Segment Start: Task inputs

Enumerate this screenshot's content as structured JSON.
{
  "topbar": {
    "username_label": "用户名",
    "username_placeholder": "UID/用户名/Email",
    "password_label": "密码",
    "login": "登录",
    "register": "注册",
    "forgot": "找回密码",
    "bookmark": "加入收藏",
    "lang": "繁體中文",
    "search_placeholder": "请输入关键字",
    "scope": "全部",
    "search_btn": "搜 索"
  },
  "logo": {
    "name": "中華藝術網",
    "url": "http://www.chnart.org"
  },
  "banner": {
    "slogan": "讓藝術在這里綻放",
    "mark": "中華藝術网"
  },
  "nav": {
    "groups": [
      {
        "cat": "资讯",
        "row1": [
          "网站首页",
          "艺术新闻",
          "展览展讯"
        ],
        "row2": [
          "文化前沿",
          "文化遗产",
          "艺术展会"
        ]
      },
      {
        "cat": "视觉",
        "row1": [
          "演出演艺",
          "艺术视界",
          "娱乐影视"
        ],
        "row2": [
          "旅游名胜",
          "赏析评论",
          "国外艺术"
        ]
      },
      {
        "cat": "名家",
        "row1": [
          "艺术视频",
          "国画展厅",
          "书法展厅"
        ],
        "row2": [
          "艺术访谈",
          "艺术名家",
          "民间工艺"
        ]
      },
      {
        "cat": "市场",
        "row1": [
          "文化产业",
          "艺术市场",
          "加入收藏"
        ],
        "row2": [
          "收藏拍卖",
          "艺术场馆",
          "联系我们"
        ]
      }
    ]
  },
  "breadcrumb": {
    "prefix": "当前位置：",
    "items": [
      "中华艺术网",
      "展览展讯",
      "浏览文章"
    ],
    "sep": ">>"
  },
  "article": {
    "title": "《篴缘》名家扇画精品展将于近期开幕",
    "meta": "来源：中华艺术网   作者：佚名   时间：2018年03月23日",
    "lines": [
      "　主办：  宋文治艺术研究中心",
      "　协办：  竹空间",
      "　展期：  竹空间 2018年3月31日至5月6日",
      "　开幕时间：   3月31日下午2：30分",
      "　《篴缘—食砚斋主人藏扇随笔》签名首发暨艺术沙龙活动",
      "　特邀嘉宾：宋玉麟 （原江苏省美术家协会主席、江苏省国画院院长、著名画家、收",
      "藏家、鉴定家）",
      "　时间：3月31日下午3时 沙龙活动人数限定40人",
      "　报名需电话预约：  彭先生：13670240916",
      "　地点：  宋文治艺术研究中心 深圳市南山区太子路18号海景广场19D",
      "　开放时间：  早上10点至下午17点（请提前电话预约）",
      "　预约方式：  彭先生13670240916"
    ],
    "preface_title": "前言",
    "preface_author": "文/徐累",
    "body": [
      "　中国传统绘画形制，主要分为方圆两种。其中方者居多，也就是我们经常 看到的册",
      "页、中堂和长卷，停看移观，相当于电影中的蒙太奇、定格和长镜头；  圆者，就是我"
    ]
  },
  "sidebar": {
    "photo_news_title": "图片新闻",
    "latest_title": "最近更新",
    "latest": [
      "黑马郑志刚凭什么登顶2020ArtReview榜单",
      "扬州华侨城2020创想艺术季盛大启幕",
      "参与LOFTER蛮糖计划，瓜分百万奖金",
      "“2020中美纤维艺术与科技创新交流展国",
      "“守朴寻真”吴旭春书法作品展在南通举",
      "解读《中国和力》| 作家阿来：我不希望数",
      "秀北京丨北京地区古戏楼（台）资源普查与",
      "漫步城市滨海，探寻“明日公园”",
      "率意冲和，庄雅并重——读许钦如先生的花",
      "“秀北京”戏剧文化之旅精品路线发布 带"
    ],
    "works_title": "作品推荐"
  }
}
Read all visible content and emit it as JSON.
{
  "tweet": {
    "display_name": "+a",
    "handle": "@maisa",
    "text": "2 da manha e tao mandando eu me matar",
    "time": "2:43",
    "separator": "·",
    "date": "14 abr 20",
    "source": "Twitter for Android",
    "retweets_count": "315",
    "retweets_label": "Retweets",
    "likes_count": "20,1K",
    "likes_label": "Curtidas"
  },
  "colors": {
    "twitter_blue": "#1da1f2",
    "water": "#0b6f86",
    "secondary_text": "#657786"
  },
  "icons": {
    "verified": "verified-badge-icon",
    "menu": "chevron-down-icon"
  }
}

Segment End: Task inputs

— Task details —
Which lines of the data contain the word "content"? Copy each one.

— Response area —
Enumerate this screenshot's content as structured JSON.
Read all visible content and emit it as JSON.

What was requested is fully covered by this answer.